In the run up to the election markets were remarkably buoyant. The initial reaction after the event was to see profit taking wipe out some of the gains achieved.

This was less a vote on the result than a return of realism. The so-called fiscal cliff is fast approaching, with tax rises and spending cuts due that could stop the US recovery dead in its tracks. No wonder nervousness has returned.

There seems little else of note to excite investors this week. House builders have been in the news this week, making some remarkably upbeat noises. And there are plenty of third quarter results around, particularly today, though little likely to deliver any earth-shattering news. But economic news is thin on the ground, if you leave aside the meeting of European finance ministers and the recent Greek austerity budget – again!

Indeed, Europe seems to have drifted out of the headlines, replaced by America and China – both in the throes of determining new – or not so new in the case of the US – leadership. Given the importance of these two nations to the global economy, it is little wonder so much attention is being lavished upon them. At least China appears committed to retaining a growth focus.
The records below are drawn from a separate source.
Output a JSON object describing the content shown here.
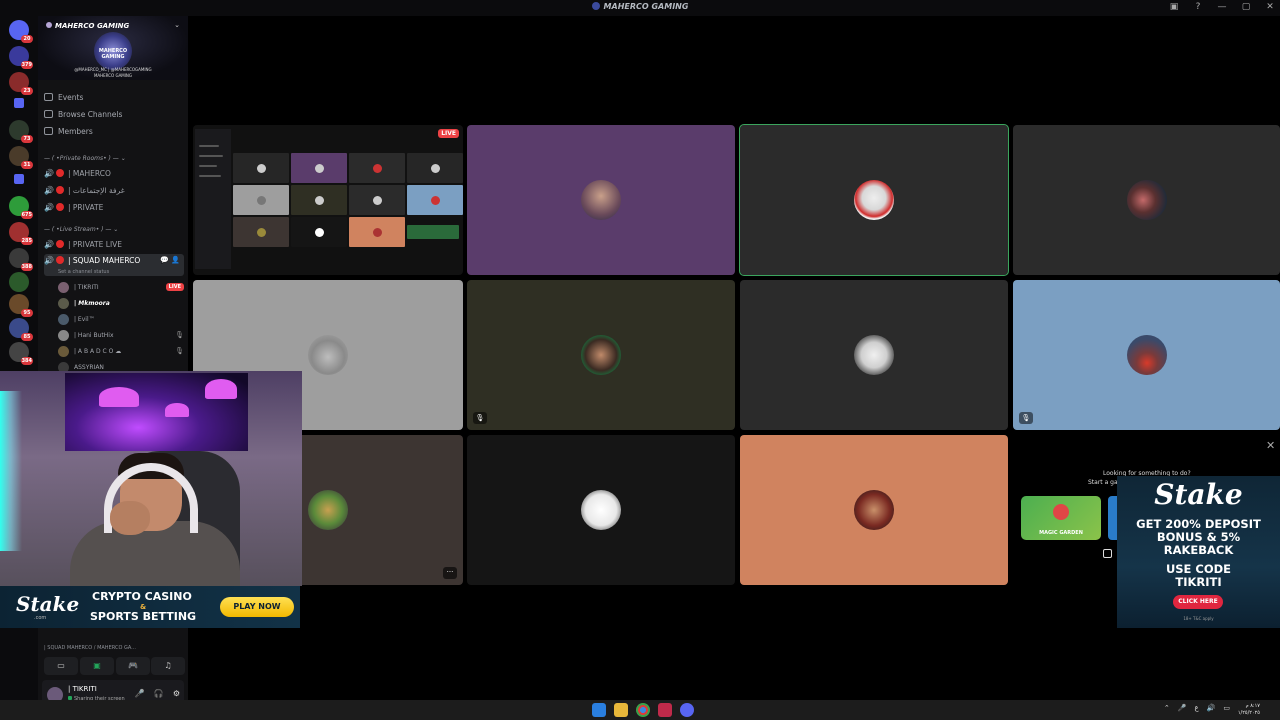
{
  "window": {
    "title": "MAHERCO GAMING"
  },
  "titlebar_icons": [
    "inbox-icon",
    "help-icon",
    "minimize-icon",
    "maximize-icon",
    "close-icon"
  ],
  "server_rail": {
    "badges": [
      "20",
      "379",
      "9",
      "23",
      "",
      "",
      "73",
      "31",
      "",
      "675",
      "285",
      "388",
      "",
      "95",
      "85",
      "384"
    ]
  },
  "sidebar": {
    "server_name": "MAHERCO GAMING",
    "emblem_text": "MAHERCO GAMING",
    "banner_tag1": "@MAHERCO_MC  |  @MAHERCOGAMING",
    "banner_tag2": "MAHERCO GAMING",
    "nav": [
      {
        "label": "Events"
      },
      {
        "label": "Browse Channels"
      },
      {
        "label": "Members"
      }
    ],
    "category_private": "— ( •Private Rooms• ) —",
    "private_channels": [
      {
        "label": "| MAHERCO"
      },
      {
        "label": "| غرفة الإجتماعات"
      },
      {
        "label": "| PRIVATE"
      }
    ],
    "category_live": "— ( •Live Stream• ) —",
    "live_channels": [
      {
        "label": "| PRIVATE LIVE"
      },
      {
        "label": "| SQUAD MAHERCO"
      }
    ],
    "channel_status": "Set a channel status",
    "members": [
      {
        "name": "| TIKRITI",
        "badge": "LIVE"
      },
      {
        "name": "| Mkmoora",
        "badge": ""
      },
      {
        "name": "| Evil™",
        "badge": ""
      },
      {
        "name": "| Hani ButHix",
        "badge": ""
      },
      {
        "name": "| A B A D C O ☁",
        "badge": ""
      },
      {
        "name": "ASSYRIAN",
        "badge": ""
      }
    ],
    "voice_label": "| SQUAD MAHERCO / MAHERCO GA...",
    "user": {
      "name": "| TIKRITI",
      "status": "Sharing their screen"
    }
  },
  "tiles": {
    "live_badge": "LIVE"
  },
  "activity": {
    "line1": "Looking for something to do?",
    "line2": "Start a ga",
    "game_title": "MAGIC GARDEN"
  },
  "stake_left": {
    "logo": "Stake",
    "sub": ".com",
    "line1": "CRYPTO CASINO",
    "amp": "&",
    "line2": "SPORTS BETTING",
    "cta": "PLAY NOW"
  },
  "stake_right": {
    "logo": "Stake",
    "line1a": "GET 200% DEPOSIT",
    "line1b": "BONUS & 5%",
    "line1c": "RAKEBACK",
    "line2a": "USE CODE",
    "line2b": "TIKRITI",
    "cta": "CLICK HERE",
    "foot": "18+ T&C apply"
  },
  "taskbar": {
    "time": "٨:١٧ م",
    "date": "١/٢٥/٢٠٢٥"
  },
  "colors": {
    "tile_purple": "#5a3c6b",
    "tile_dark": "#2b2b2b",
    "tile_gray": "#9e9e9e",
    "tile_olive": "#2f2f23",
    "tile_blue": "#7b9fc2",
    "tile_brown": "#3d3532",
    "tile_black": "#151515",
    "tile_orange": "#d0835f",
    "speaking": "#3ba55d",
    "live": "#ed4245"
  }
}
As for America’s fiscal cliff, doubtless this will feature more prominently as we approach the end of the year. My money remains on a way round the impending financial problem being found.